**WHAT TO DO**
Look through the entries for the line containing "Decode this image". Then output that line and every line after it, exactly, to the end.

◇ ◇ ◇ ◇ ◇

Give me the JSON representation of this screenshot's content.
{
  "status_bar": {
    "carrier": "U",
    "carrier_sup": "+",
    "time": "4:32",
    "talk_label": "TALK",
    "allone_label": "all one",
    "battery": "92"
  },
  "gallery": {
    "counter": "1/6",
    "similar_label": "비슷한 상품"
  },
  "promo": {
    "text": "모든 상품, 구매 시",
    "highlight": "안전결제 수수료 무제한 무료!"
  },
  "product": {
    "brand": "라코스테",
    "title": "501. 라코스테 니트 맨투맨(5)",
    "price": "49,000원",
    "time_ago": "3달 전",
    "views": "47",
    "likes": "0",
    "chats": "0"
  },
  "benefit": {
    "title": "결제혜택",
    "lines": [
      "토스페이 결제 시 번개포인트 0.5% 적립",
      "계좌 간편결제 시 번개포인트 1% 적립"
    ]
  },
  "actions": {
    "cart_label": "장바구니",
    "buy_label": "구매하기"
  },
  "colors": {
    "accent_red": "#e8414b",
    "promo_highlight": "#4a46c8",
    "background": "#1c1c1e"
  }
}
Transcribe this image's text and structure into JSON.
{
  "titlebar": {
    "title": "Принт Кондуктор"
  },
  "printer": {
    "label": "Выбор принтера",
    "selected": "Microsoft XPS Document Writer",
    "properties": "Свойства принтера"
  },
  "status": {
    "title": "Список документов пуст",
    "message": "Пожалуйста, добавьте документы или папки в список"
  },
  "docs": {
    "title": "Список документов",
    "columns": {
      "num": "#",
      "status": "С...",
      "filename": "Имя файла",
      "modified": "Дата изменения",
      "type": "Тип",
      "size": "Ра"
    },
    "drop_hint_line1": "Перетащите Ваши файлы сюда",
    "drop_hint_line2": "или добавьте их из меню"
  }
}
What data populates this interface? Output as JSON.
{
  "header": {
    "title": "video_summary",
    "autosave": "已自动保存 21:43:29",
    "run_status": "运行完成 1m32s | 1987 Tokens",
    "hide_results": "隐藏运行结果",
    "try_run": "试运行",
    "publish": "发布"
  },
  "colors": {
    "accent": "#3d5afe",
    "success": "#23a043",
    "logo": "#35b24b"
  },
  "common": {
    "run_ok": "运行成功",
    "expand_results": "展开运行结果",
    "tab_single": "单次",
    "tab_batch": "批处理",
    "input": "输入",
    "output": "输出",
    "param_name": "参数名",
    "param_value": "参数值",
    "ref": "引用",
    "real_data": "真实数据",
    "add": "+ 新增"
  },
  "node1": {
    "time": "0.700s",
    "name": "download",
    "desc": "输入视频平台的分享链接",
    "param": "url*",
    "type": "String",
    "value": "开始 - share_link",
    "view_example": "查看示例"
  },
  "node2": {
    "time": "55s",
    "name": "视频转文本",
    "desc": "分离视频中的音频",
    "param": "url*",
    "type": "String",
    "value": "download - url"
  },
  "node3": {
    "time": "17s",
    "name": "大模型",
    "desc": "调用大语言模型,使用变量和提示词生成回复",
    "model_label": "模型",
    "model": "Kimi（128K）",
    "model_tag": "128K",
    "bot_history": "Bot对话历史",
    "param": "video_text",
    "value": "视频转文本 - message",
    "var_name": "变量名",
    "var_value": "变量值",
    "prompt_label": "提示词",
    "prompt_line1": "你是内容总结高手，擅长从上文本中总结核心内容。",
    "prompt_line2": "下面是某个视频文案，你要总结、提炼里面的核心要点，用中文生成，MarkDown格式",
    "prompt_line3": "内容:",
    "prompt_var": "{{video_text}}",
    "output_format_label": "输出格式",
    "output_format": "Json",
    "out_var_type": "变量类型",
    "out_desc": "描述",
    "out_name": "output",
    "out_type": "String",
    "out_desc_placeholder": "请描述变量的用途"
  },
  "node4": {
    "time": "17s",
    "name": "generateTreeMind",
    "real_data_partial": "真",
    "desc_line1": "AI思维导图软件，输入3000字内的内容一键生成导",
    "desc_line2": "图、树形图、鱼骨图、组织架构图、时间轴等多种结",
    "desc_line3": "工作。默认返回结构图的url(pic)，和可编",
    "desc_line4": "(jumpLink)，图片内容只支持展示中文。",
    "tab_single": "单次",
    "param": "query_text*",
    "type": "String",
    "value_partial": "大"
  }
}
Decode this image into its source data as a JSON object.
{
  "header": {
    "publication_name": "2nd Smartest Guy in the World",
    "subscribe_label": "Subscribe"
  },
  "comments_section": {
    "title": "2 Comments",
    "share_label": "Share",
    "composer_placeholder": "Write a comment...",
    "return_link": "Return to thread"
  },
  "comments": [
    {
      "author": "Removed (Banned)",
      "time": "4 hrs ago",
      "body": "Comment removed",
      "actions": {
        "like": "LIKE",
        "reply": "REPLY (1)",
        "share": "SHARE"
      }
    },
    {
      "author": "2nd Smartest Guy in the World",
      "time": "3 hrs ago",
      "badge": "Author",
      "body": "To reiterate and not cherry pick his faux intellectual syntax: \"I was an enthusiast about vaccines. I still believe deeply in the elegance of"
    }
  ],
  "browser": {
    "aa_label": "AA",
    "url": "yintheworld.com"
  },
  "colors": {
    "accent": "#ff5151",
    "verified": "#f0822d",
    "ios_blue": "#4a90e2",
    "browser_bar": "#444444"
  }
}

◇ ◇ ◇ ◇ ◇

**RESPONSE**
Decode this image into its source data as a JSON object.
{
  "header": {
    "publication_name": "2nd Smartest Guy in the World",
    "subscribe_label": "Subscribe"
  },
  "comments_section": {
    "title": "2 Comments",
    "share_label": "Share",
    "composer_placeholder": "Write a comment...",
    "return_link": "Return to thread"
  },
  "comments": [
    {
      "author": "Removed (Banned)",
      "time": "4 hrs ago",
      "body": "Comment removed",
      "actions": {
        "like": "LIKE",
        "reply": "REPLY (1)",
        "share": "SHARE"
      }
    },
    {
      "author": "2nd Smartest Guy in the World",
      "time": "3 hrs ago",
      "badge": "Author",
      "body": "To reiterate and not cherry pick his faux intellectual syntax: \"I was an enthusiast about vaccines. I still believe deeply in the elegance of"
    }
  ],
  "browser": {
    "aa_label": "AA",
    "url": "yintheworld.com"
  },
  "colors": {
    "accent": "#ff5151",
    "verified": "#f0822d",
    "ios_blue": "#4a90e2",
    "browser_bar": "#444444"
  }
}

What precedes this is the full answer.